After nearly a year-long hiatus, new episodes of The Americans are officially around the corner. For five seasons, we've seen two married KGB agents pose as everyday Americans during the Cold War—and get into a whole lot of trouble because of it. The sixth season, which premieres March 28th, is unfortunately the show's last, but the espionage action doesn't have to stop there.
Whether you're fascinated by the Russian-American conflict, or if you simply love books about undercover operations, pick up one of the reads below. Each one features thrills, twists, and Cold War adventure that will make saying farewell to Philip and Elizabeth a little less difficult.
With cheek and surprising tenderness, David Evanier’s irreverent novel revisits the notorious execution of Julius and Ethel Rosenberg—two U.S. citizens charged as Soviet Union spies. Evanier corresponded with many figures connected to the case, hoping to determine the question on everyone's minds: Were the Rosenbergs truly guilty, or innocent? The result is this darkly humorous novel that, despite its dreary ending, is ultimately about love: the love between two Jewish underdogs, and the misguided love for a political system whose grand promises masked terrible, irreconcilable truths.
The Troubled Air
Like The Americans, Shaw’s novel explores the consequences of Cold War paranoia. Clement Archer is the director of a hit radio show—and he's being blackmailed. His best employees are suspected communists, and unless he fires them, their treasonous loyalties will be taken to the press. Loath to lose his top staff members, Archie launches his own investigation to prove their innocence. As the fear grips the station, The Troubled Air reveals the human cost of the political extremism that characterized the McCarthy Era.
The Groves of Academe
Literature professor Henry Mulcahy is blindsided when he's told he cannot return to his post the following semester. Known for his divisive opinions and independent thinking, Henry realizes he may be the target of the government's communist witch hunt. With this in mind, Henry sets out to save his future by any means possible—but will his quest backfire on him completely?
The Naked God
The Naked God is Howard Fast’s memoir about finally leaving the Community Party. For years, he had been an active champion of the communist cause, using his writing to garner support and further the Soviets' goals. As time passed, however, Fast became unsettled by the leaders' grievous abuses of power and anti-Semitic sentiments. Here, he explains his motives for joining and leaving, describes his time within the Party, and reflects on the value of beauty and justice.
May Man Prevail?
Due to the threat of nuclear bomb in the early 1960s, the world constantly feared its imminent annihilation. In May Man Prevail, Eric Fromm uses social psychiatry to examine the fears of Russians and Americans during the Cold War, revealing how this combination of politics and paranoia was a dangerous combination.
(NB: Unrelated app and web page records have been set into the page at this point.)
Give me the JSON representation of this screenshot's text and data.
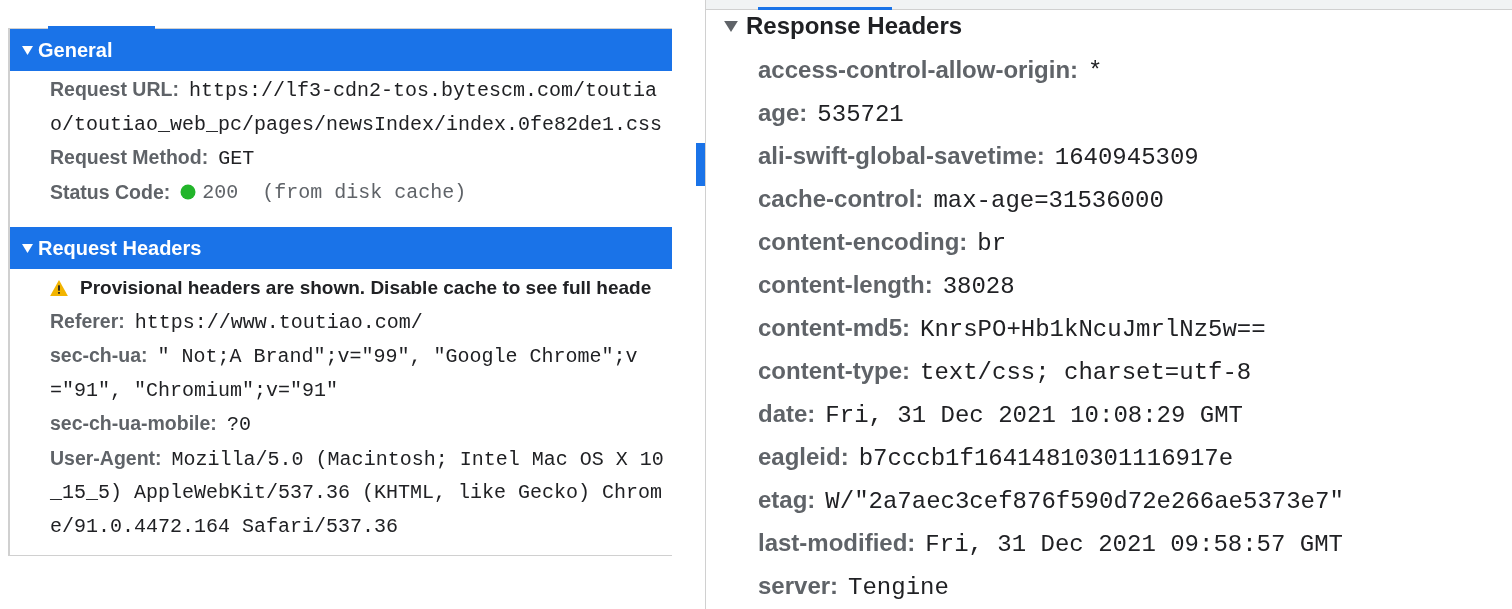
{
  "left": {
    "sections": [
      {
        "title": "General",
        "selected": true,
        "expanded": true,
        "rows": [
          {
            "kind": "pair",
            "name": "Request URL:",
            "value": "https://lf3-cdn2-tos.bytescm.com/toutiao/toutiao_web_pc/pages/newsIndex/index.0fe82de1.css"
          },
          {
            "kind": "pair",
            "name": "Request Method:",
            "value": "GET"
          },
          {
            "kind": "status",
            "name": "Status Code:",
            "value": "200",
            "note": "(from disk cache)"
          }
        ]
      },
      {
        "title": "Request Headers",
        "selected": true,
        "expanded": true,
        "rows": [
          {
            "kind": "warning",
            "value": "Provisional headers are shown. Disable cache to see full heade"
          },
          {
            "kind": "pair",
            "name": "Referer:",
            "value": "https://www.toutiao.com/"
          },
          {
            "kind": "pair",
            "name": "sec-ch-ua:",
            "value": "\" Not;A Brand\";v=\"99\", \"Google Chrome\";v=\"91\", \"Chromium\";v=\"91\""
          },
          {
            "kind": "pair",
            "name": "sec-ch-ua-mobile:",
            "value": "?0"
          },
          {
            "kind": "pair",
            "name": "User-Agent:",
            "value": "Mozilla/5.0 (Macintosh; Intel Mac OS X 10_15_5) AppleWebKit/537.36 (KHTML, like Gecko) Chrome/91.0.4472.164 Safari/537.36"
          }
        ]
      }
    ]
  },
  "right": {
    "sections": [
      {
        "title": "Response Headers",
        "selected": false,
        "expanded": true,
        "rows": [
          {
            "kind": "pair",
            "name": "access-control-allow-origin:",
            "value": "*"
          },
          {
            "kind": "pair",
            "name": "age:",
            "value": "535721"
          },
          {
            "kind": "pair",
            "name": "ali-swift-global-savetime:",
            "value": "1640945309"
          },
          {
            "kind": "pair",
            "name": "cache-control:",
            "value": "max-age=31536000"
          },
          {
            "kind": "pair",
            "name": "content-encoding:",
            "value": "br"
          },
          {
            "kind": "pair",
            "name": "content-length:",
            "value": "38028"
          },
          {
            "kind": "pair",
            "name": "content-md5:",
            "value": "KnrsPO+Hb1kNcuJmrlNz5w=="
          },
          {
            "kind": "pair",
            "name": "content-type:",
            "value": "text/css; charset=utf-8"
          },
          {
            "kind": "pair",
            "name": "date:",
            "value": "Fri, 31 Dec 2021 10:08:29 GMT"
          },
          {
            "kind": "pair",
            "name": "eagleid:",
            "value": "b7cccb1f16414810301116917e"
          },
          {
            "kind": "pair",
            "name": "etag:",
            "value": "W/\"2a7aec3cef876f590d72e266ae5373e7\""
          },
          {
            "kind": "pair",
            "name": "last-modified:",
            "value": "Fri, 31 Dec 2021 09:58:57 GMT"
          },
          {
            "kind": "pair",
            "name": "server:",
            "value": "Tengine"
          }
        ]
      }
    ]
  }
}
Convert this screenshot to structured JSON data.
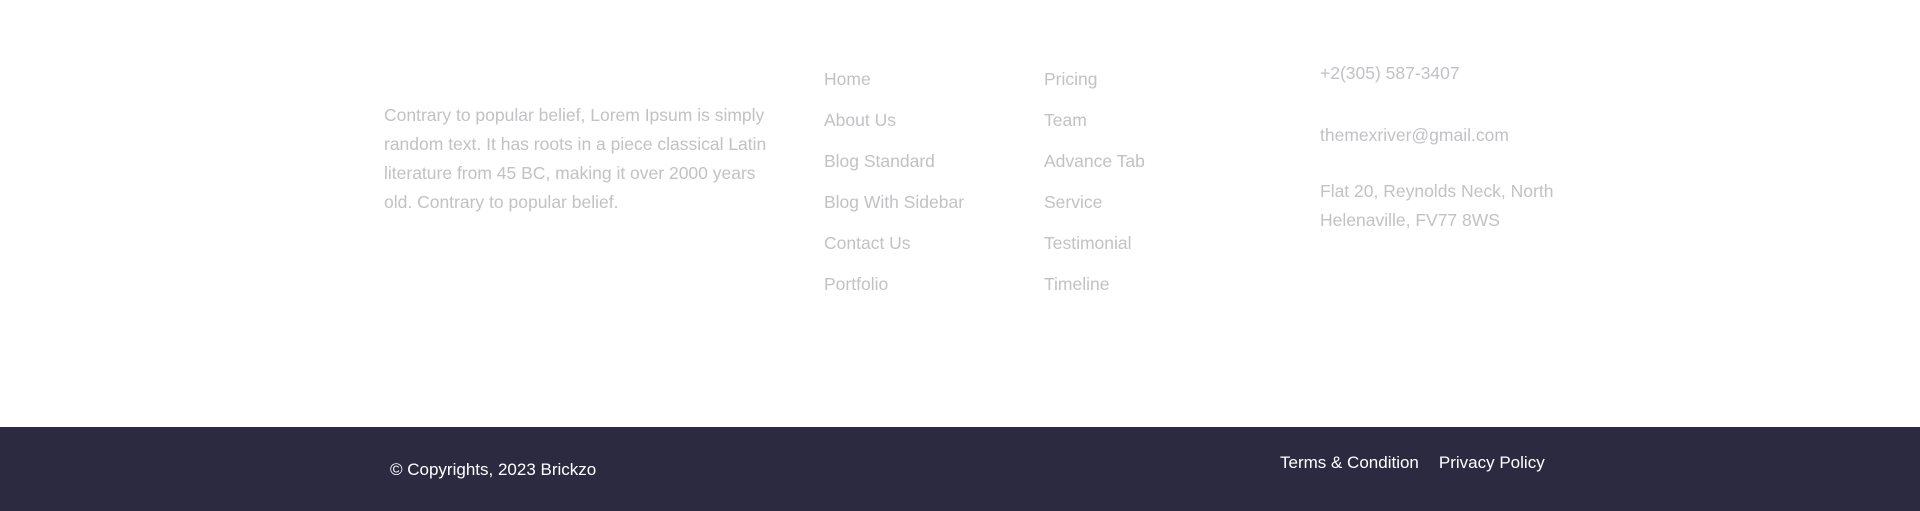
{
  "about": {
    "text": "Contrary to popular belief, Lorem Ipsum is simply random text. It has roots in a piece classical Latin literature from 45 BC, making it over 2000 years old. Contrary to popular belief."
  },
  "links_col_1": [
    "Home",
    "About Us",
    "Blog Standard",
    "Blog With Sidebar",
    "Contact Us",
    "Portfolio"
  ],
  "links_col_2": [
    "Pricing",
    "Team",
    "Advance Tab",
    "Service",
    "Testimonial",
    "Timeline"
  ],
  "contact": {
    "phone": "+2(305) 587-3407",
    "email": "themexriver@gmail.com",
    "address": "Flat 20, Reynolds Neck, North Helenaville, FV77 8WS"
  },
  "bottom_bar": {
    "copyright": "© Copyrights, 2023 Brickzo",
    "terms_label": "Terms & Condition",
    "privacy_label": "Privacy Policy"
  },
  "colors": {
    "muted_text": "#c2c2c6",
    "bottom_bar_bg": "#2c2a40",
    "bottom_bar_text": "#ffffff"
  }
}
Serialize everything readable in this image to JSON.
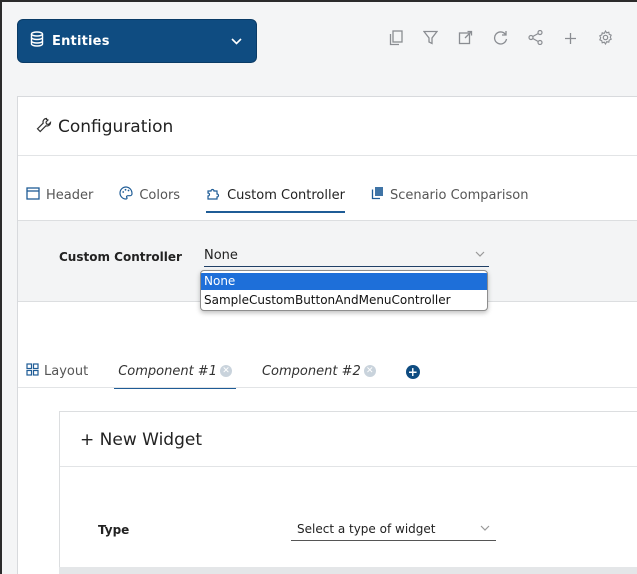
{
  "topbar": {
    "entities_label": "Entities",
    "entities_icon": "database-icon",
    "tools": [
      {
        "name": "copy-icon",
        "glyph": "⧉"
      },
      {
        "name": "filter-icon",
        "glyph": "▽"
      },
      {
        "name": "open-external-icon",
        "glyph": "⧉"
      },
      {
        "name": "refresh-icon",
        "glyph": "↻"
      },
      {
        "name": "share-icon",
        "glyph": "⋖"
      },
      {
        "name": "add-icon",
        "glyph": "+"
      },
      {
        "name": "settings-icon",
        "glyph": "⚙"
      }
    ]
  },
  "configuration": {
    "title": "Configuration",
    "tabs": [
      {
        "label": "Header",
        "icon": "window-icon"
      },
      {
        "label": "Colors",
        "icon": "palette-icon"
      },
      {
        "label": "Custom Controller",
        "icon": "puzzle-icon"
      },
      {
        "label": "Scenario Comparison",
        "icon": "copy-icon"
      }
    ],
    "custom_controller": {
      "label": "Custom Controller",
      "value": "None",
      "options": [
        "None",
        "SampleCustomButtonAndMenuController"
      ]
    }
  },
  "layout_tabs": {
    "layout_label": "Layout",
    "components": [
      "Component #1",
      "Component #2"
    ],
    "add_label": "+"
  },
  "widget": {
    "title": "+ New Widget",
    "type_label": "Type",
    "type_placeholder": "Select a type of widget"
  },
  "colors": {
    "accent": "#0f4c81",
    "selected": "#1e6fd9"
  }
}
It's a fantastic read for The Americans fans to understand the environment in which Elizabeth and Philip were first married and worked together.
Between East and West
This classic narrative history of Russia was the first to encompass the myth-befogged beginnings of the nation-state, the rise and cataclysmic fall of tsarism, and the Spartan years of the U.S.S.R. R.D. Charques emphasizes three points of view: that autocracy has played a dominant role throughout all of Russian history; that serfdom is the fabric of Russia’s social history; and that it is of paramount importance to recognize Russia’s present regime under Putin and Medvedev as the latest phase in a long history of oppression. A good pick for background on The Americans and our current political situation.
Set at the end of the 19th century, First Papers is a richly detailed novel about a couple's immigration to the United States. We witness the struggle of Stefan and Alexandria—two married Russian socialists—as they try to establish themselves in America without losing a grip on their heritage. It's a fascinating story that closely parallels Elizabeth and Philips', as both husband and wife contend with their pasts and the future of their growing family.
The year is 1962, and a defected Russian spy gives Michael Nordstrom, an American intelligence officer, word of a covert KGB operation. Based on the real-life “Martel Affair," Nordstrom learns of Russia’s plan to infiltrate French intelligence—and soon. Meanwhile, another threat is quickly developing, and Topaz expands into a tale of espionage and the Cuban Missile Crisis. Putting credence to USA Today’s praise that Uris is “a master at weaving historical fact and fiction,” the bestselling author draws from history to create an exciting thriller about the conflicts between America, Russia, France, and Cuba during the Cold War.
Keep Reading: 10 Modern and Classic Russian Books Everyone Should Read
Featured photo: Poster of "The Americans" (2013), via FX